Here I have gathered some information and tips for raising your own peafowl. These come from my own personal routines and experiences as well as from things I have heard or read. If you do choose to raise peafowl, please do not go only on what I have posted here, but also consult other sources to make sure you have the best and most complete information available.
Peafowl can be raised effectively both in fenced areas as well as roaming free. This choice will most likely depend on your circumstances, and each has its own advantages and disadvantages.

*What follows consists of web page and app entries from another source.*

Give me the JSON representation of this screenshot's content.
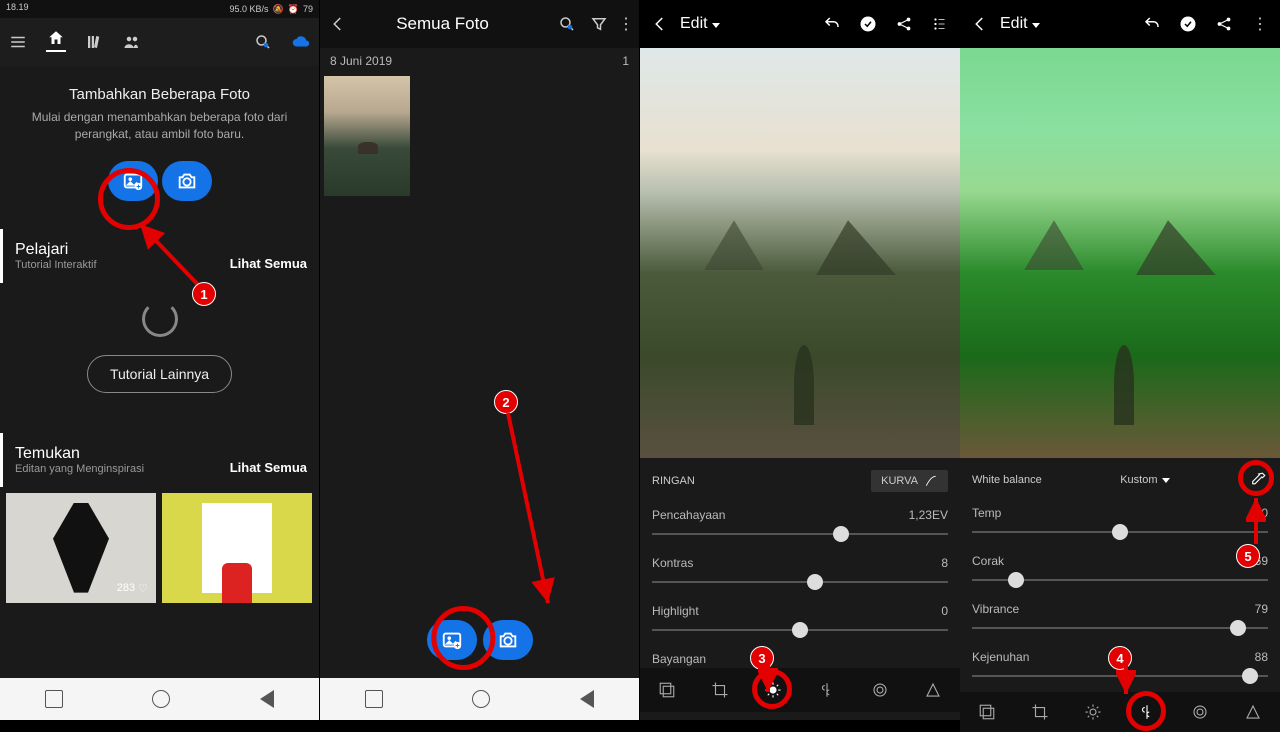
{
  "status": {
    "time": "18.19",
    "net": "95.0 KB/s",
    "battery": "79"
  },
  "panel1": {
    "add_title": "Tambahkan Beberapa Foto",
    "add_sub": "Mulai dengan menambahkan beberapa foto dari perangkat, atau ambil foto baru.",
    "learn": {
      "heading": "Pelajari",
      "sub": "Tutorial Interaktif",
      "more": "Lihat Semua",
      "more_btn": "Tutorial Lainnya"
    },
    "discover": {
      "heading": "Temukan",
      "sub": "Editan yang Menginspirasi",
      "more": "Lihat Semua",
      "likes": "283"
    }
  },
  "panel2": {
    "title": "Semua Foto",
    "date": "8 Juni 2019",
    "count": "1"
  },
  "panel3": {
    "title": "Edit",
    "section": "RINGAN",
    "kurva": "KURVA",
    "sliders": {
      "exposure_label": "Pencahayaan",
      "exposure_val": "1,23EV",
      "contrast_label": "Kontras",
      "contrast_val": "8",
      "highlight_label": "Highlight",
      "highlight_val": "0",
      "shadow_label": "Bayangan"
    }
  },
  "panel4": {
    "title": "Edit",
    "wb_label": "White balance",
    "wb_value": "Kustom",
    "sliders": {
      "temp_label": "Temp",
      "temp_val": "0",
      "tint_label": "Corak",
      "tint_val": "-69",
      "vibrance_label": "Vibrance",
      "vibrance_val": "79",
      "saturation_label": "Kejenuhan",
      "saturation_val": "88"
    }
  },
  "annotations": {
    "n1": "1",
    "n2": "2",
    "n3": "3",
    "n4": "4",
    "n5": "5"
  }
}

Wild peafowl have an omnivorous diet, and peafowl that are allowed to roam will scavenge for many things on their own. They should, however, be supplied with food at all times. Different types of bird pellets and grains are some of the options, but check around locally to see what is available. I provide my birds with a mixture of game bird feed and cracked corn, which they seem to enjoy. Peafowl also need at least 20% protein to be healthy and reproduce well. (This number is debatable. I have seen some peafowl enthusiasts suggest as high as 32% protein, while some get by with lower. Twenty percent seems to be a safely agreed upon middle ground.) Dry cat food is a great source of it, but dry dog food also works, however it has less protein. During the summer, free ranging fowl and ones that have large pens with lots of vegetation can get most of their necessary protein from insects and other bugs that they eat. However, in winter, some type of protein supplement is especially necessary. Peafowl will also eat a number of other treats and table scraps, you can experiment in small amounts to see what your birds like. My peafowl like occasional treats of sweet corn, apples, and lettuce. If peafowl are on raised pens, you should provide them with vegetation as well as grain. My peafowl are especially partial to clover and dandelion leaves. Clean water should also be provided at all times, and special medication can be added to it to prevent different diseases.
More tips coming soon. If you have a tip you would like me to add, please email me at AmyAmyM@aol.com.
This page last modified on Thursday, June 6th, 2002